(Web page and app entries)
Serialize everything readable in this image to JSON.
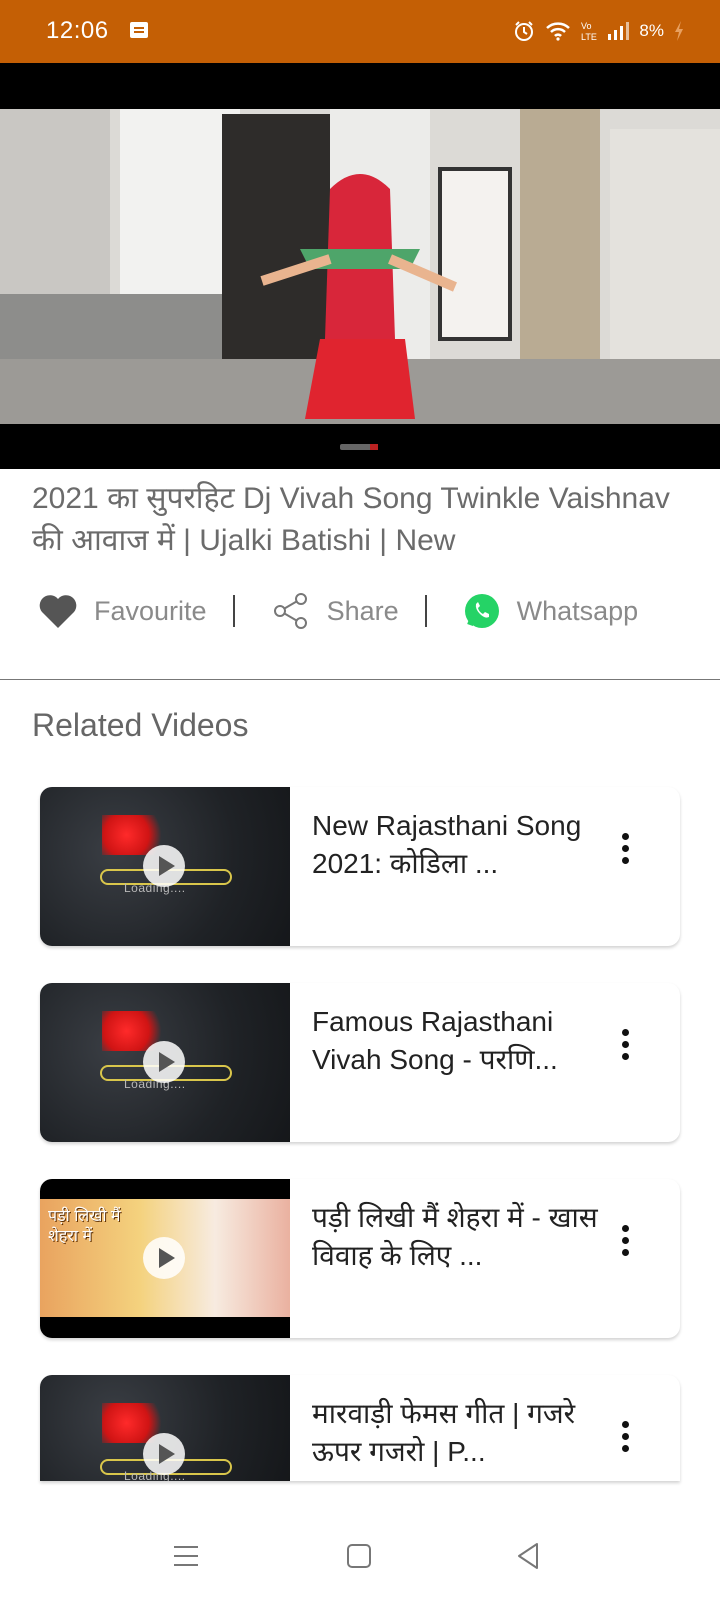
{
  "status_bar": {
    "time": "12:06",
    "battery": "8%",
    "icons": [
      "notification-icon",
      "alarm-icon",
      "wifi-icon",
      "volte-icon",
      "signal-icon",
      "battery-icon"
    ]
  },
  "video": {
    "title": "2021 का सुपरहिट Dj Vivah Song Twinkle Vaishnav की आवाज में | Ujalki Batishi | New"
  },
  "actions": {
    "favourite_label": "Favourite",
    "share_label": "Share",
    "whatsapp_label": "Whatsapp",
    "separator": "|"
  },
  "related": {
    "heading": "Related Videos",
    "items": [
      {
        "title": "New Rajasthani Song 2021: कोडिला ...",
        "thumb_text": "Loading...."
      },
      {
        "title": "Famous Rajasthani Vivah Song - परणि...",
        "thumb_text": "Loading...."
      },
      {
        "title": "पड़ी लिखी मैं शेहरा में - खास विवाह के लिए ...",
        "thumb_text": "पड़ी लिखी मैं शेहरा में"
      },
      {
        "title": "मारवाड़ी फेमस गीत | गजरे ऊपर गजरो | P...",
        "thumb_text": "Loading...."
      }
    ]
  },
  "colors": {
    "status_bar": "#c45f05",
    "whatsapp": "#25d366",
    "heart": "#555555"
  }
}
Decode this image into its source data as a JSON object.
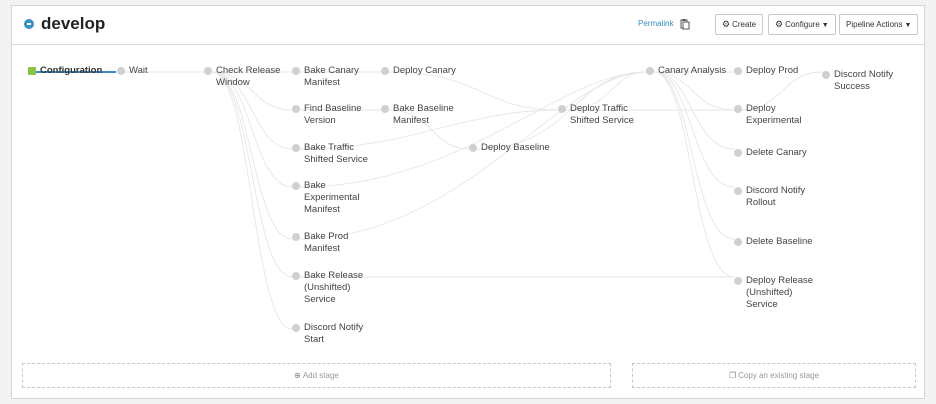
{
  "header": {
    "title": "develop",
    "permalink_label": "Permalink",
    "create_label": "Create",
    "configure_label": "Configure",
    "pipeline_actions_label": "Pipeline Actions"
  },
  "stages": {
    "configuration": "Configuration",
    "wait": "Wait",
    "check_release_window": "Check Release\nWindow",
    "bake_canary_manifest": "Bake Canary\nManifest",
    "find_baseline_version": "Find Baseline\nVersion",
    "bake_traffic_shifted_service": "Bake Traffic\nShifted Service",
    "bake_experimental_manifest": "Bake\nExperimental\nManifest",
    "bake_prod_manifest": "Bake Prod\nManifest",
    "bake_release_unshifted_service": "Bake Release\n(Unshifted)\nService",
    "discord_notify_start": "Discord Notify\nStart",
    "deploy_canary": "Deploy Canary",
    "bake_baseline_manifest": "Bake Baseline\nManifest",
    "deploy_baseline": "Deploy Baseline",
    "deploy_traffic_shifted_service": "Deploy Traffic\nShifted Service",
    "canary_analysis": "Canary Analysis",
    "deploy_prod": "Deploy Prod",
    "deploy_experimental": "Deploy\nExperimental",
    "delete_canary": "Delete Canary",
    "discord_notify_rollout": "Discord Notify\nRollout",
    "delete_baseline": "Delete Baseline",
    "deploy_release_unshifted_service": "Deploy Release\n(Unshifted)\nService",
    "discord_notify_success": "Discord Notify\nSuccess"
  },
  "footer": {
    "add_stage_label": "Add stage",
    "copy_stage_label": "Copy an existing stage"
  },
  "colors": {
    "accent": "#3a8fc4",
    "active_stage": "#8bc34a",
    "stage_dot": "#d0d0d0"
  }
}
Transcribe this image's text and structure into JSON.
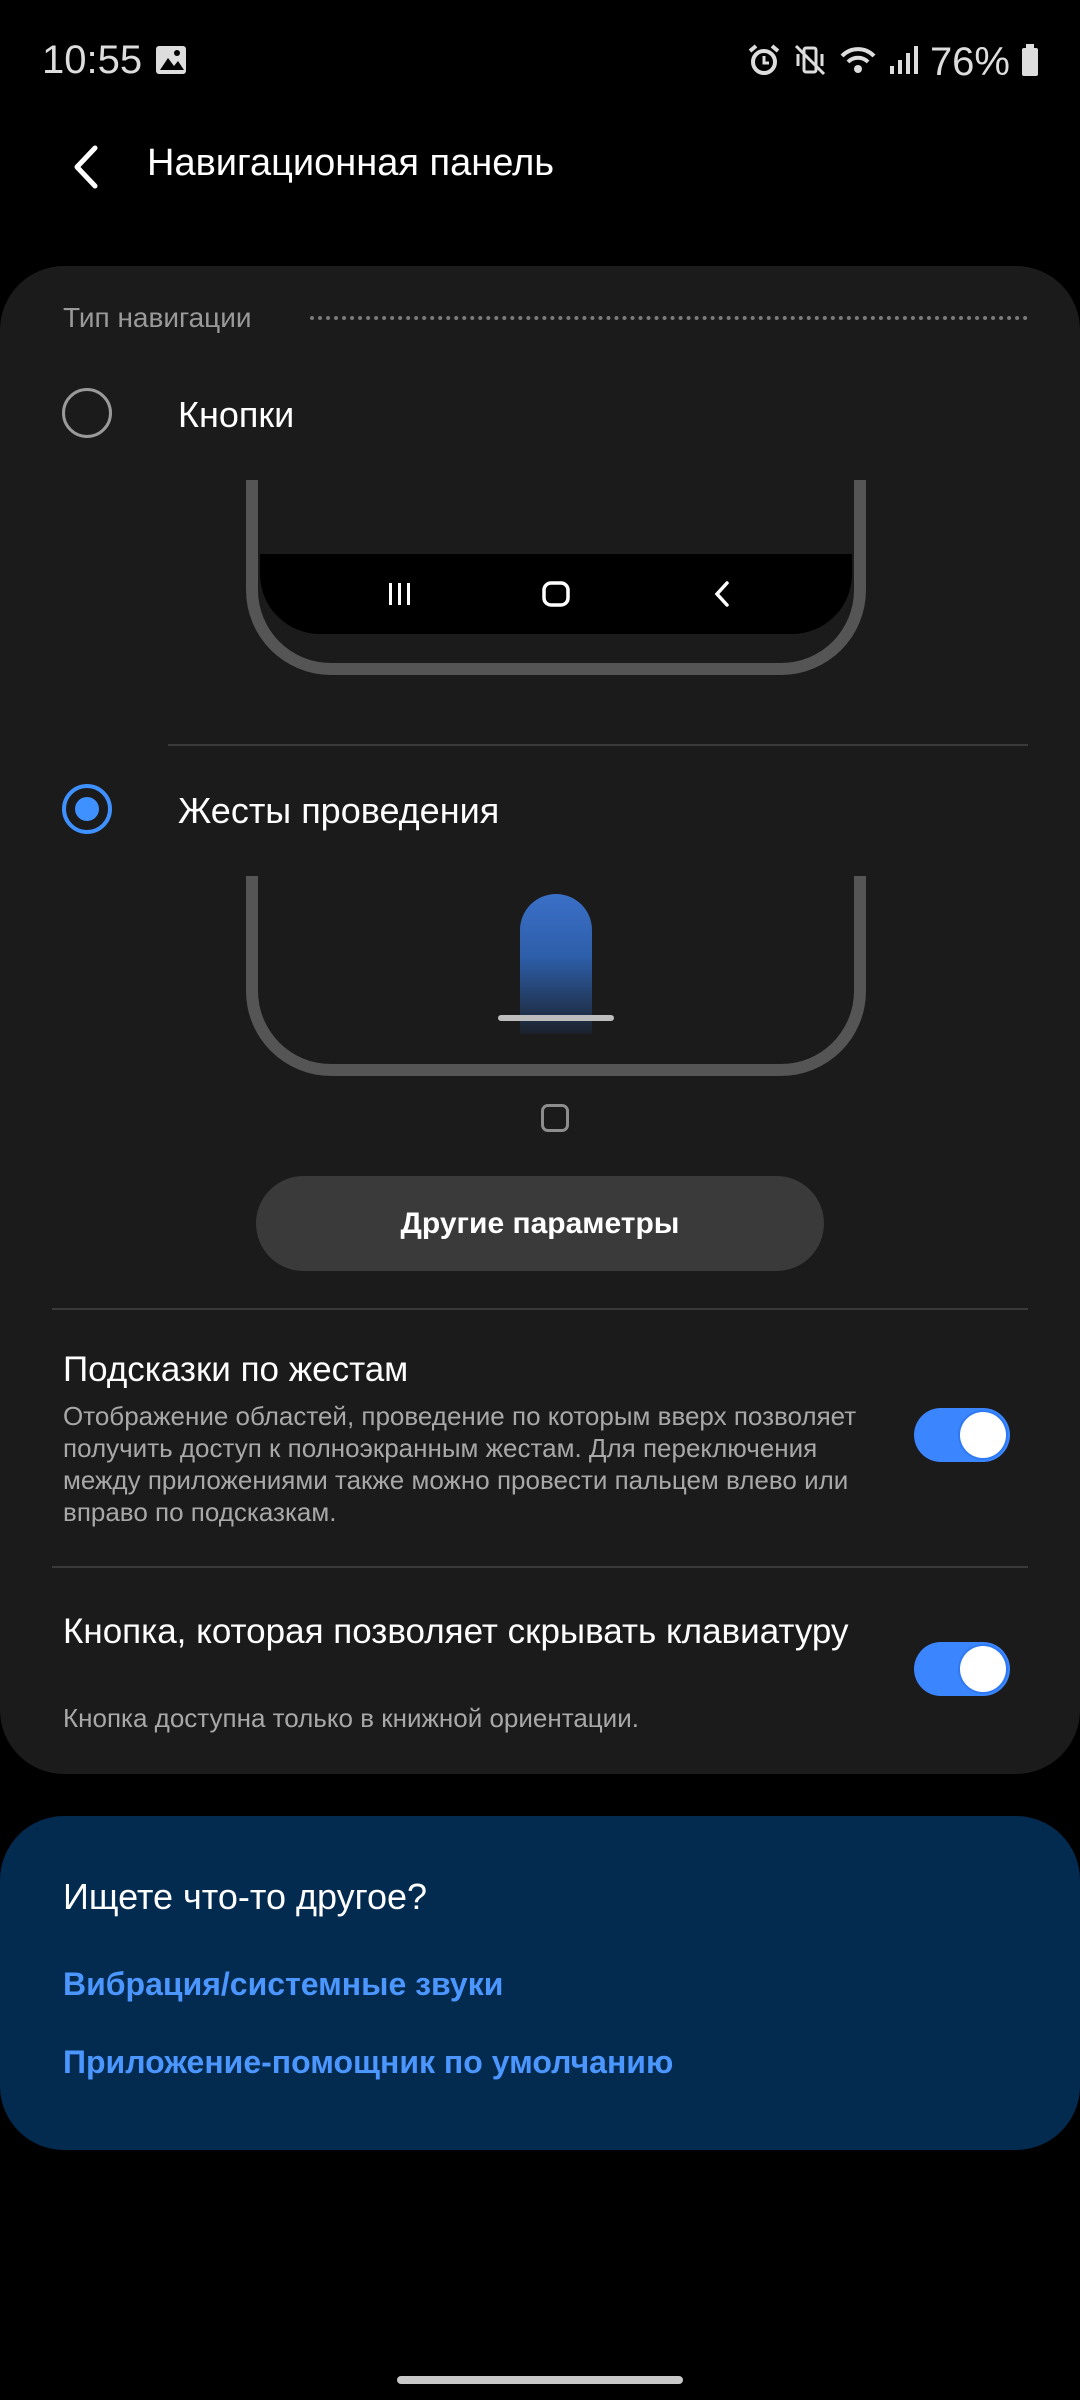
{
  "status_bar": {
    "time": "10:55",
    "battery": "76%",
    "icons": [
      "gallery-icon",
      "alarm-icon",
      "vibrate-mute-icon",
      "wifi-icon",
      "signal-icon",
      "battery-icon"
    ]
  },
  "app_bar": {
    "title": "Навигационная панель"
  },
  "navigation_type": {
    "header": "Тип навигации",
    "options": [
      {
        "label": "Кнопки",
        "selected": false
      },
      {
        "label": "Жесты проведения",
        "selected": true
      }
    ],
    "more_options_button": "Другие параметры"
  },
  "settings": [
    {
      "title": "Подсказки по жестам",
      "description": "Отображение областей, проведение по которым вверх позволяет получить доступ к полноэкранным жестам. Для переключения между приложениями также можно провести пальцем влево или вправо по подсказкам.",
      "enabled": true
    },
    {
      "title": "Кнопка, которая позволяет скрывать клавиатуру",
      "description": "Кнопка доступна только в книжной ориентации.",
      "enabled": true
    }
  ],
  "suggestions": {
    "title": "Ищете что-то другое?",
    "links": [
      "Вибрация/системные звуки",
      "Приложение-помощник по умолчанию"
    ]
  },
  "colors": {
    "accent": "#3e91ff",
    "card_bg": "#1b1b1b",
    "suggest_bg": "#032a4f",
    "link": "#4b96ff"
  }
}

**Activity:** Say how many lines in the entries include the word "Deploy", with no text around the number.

**Exercise result:** 6